Grand Slam Baseball
Virgin Interactive may not be a name synonymous with sports titles as they only have NHL Powerplay '96 in their newly founded sports division. However, they hope to repeat their first title's success and perhaps forge some new ground in the process with their newest offering, Grand Slam Baseball.
At a glance Grand Slam doesn't look that much different than all the other baseball games on the market. Looking deeper, it becomes clear that several unique features separate this one from the 32-Bit baseball pack. To better understand these new and innovative features, Virgin took Team EGM behind the scenes for an in-depth look at the making of this interesting baseball simulation in progress.
Immediately evident from seeing the game, much time and care was taken by the development crew at Burst (the creators of the game) to create the most realistic on-screen players possible. To accomplish this, motion-capture technology was used to record all the movements of the players in a tedious process. The method involved human models executing specific movements until they were perfectly aligned and could be recorded for the final take. The actual process was done at a gigantic, vacant air force hanger just outside the San Francisco Bay area. Plenty of space was needed for camera crews to maneuver around in trucks, following the live models to get the perfect angle and distance for the shot. For the project, six different minor league baseball players were videotaped against a green backdrop performing all the vital moves used in the game. The videotaping was intense but only took about a week to complete. Once that process was finished a couple of months were spent digitizing and importing the images of the athletes into the computer and painstakingly placing them in the game.
Just as challenging as the video capture process was the stadium rendering. The graphic artists at Burst used loads of pictures, aerial photographs and architectural drawings of the actual stadiums as a reference for the modeling.
The rendering was done on powerful PCs using a 3-D modeling program called 3D Studio. Complex wire-frame models were computer generated to exact specifications and then filled in and shaded to match the real stadiums as closely as possible. In all, the game boasts 28 actual stadiums, all of which are very close to the originals not only in appearance but in scale accuracy as well.

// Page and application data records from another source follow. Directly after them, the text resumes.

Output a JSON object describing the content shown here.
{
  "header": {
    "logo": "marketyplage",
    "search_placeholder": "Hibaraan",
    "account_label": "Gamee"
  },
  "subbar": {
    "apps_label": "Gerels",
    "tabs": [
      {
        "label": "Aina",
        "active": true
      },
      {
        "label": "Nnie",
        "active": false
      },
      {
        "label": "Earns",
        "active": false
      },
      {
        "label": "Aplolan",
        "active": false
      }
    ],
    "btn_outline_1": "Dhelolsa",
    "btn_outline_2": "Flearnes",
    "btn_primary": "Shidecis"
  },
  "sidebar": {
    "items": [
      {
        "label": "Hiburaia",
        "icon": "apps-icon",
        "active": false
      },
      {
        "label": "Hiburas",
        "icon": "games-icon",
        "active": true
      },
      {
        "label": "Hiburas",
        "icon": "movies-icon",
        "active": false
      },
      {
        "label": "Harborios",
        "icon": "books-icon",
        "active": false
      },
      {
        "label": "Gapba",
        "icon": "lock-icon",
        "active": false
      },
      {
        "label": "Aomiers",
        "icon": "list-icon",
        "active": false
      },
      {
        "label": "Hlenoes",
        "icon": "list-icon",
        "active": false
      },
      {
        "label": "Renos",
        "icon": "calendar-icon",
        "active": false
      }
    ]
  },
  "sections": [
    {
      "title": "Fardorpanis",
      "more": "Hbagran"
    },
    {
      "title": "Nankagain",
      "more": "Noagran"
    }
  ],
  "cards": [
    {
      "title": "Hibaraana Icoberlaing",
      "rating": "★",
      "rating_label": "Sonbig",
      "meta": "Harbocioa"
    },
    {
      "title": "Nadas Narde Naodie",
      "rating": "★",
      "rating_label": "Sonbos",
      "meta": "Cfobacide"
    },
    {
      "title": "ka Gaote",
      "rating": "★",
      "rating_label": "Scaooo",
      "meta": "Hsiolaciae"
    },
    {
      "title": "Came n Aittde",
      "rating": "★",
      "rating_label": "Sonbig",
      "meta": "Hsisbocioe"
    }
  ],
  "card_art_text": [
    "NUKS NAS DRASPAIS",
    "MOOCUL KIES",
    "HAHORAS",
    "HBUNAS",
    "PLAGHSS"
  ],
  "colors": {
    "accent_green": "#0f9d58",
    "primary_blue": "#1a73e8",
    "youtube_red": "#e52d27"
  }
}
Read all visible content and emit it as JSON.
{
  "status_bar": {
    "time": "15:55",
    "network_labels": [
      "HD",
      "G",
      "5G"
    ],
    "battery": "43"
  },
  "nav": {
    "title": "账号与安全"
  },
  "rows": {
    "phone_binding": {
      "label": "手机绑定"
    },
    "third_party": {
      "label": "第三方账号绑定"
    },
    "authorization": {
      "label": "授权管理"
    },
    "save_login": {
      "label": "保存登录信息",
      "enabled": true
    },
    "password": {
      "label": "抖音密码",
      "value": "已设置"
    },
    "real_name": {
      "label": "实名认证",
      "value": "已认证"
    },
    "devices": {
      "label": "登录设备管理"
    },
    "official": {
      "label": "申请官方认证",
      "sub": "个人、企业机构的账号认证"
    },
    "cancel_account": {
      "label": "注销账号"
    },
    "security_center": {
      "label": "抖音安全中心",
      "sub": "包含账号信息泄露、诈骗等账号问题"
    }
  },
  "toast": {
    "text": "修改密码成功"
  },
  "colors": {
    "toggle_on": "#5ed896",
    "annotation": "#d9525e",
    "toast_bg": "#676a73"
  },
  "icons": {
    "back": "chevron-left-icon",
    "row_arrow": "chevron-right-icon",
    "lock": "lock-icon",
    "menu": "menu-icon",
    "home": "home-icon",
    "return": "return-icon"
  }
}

With the graphical realism portion of the game taken care of, programmers were then faced with the challenge of making the gameplay and on-field action as entertaining and original as possible. To answer that challenge, the creative forces at Burst implemented an innovative power meter used for both pitching and batting.
With the arcade-like meter situated on screen, players can control the power and timing of their swing as well as the aim of the bat. On the mound players control power and the type of pitch as well. According to Executive Producer Jesse Taylor, the designers at Burst wanted players to have unprecedented control over the batter and pitcher and felt the power meter [modeled after a golf game's swing meter) would be the way to accomplish this.
Grand Slam Baseball also attempts to re-create the little things in the game that make it feel like an accurate simulation. For a humorous example, when a game becomes a blowout, bored fans progressively trickle from the stands.
Attention to detail such as this and great gameplay is what Virgin hopes will propel this game to the top. Baseball fans stayed tuned as we hope to have a review of this game in our April issue.
Forget the strike.
Sega Sports' Saturn is a major-league hit.
This revolutionary title puts video Sports in a whole new light with 3-D players, 360' stadium views, crystal-clear digitized voice, and scaling that gives the game visual depth.
The play is harder-hitting and much faster.
You can pitch, coordinate your outfield, throw to base, and tag a runner out in less time than it takes the pros—so can your opponents.
The icing on the cake: incredibly short load times.
your Sega Saturn accesses this speed-and-graphicks powerhouse faster than a Kenny lofton steal.
Pride of the Sega Saturn
Grand Slam Baseball is the Babe Ruth of video hardball: it's hefty (in graphics, options, and digitized voice), but it packs all the power and speed you need for a realistic, thrillpacked game.
You can slam it out through an entire pennant race, pit two teams against each other, or hone your slugging skills in a home-run derby.
If you want to test yourself against the load up an all-star game.
As for coaching, Grand Slam Baseball presents enough team-edit choices to satisfy any control freak.
The remarkably fluid camera pans follow the ball from behind home plate to deep in the outfield and back.
Individual images are equally impressive.
Just watch the batter's foreshortened shadow move and scale with him.
Factor in a high-energy rap tune at the front end and spectacular play-by-play speech, and Grand Slam baseball will have Sports gamers drooling.
Processor: PC compatible, P-200
OS: Windows 9x, Windows 2000 Windows XP, Vista, Win 7, Win 8, Win 10.
Game Features:Single game mode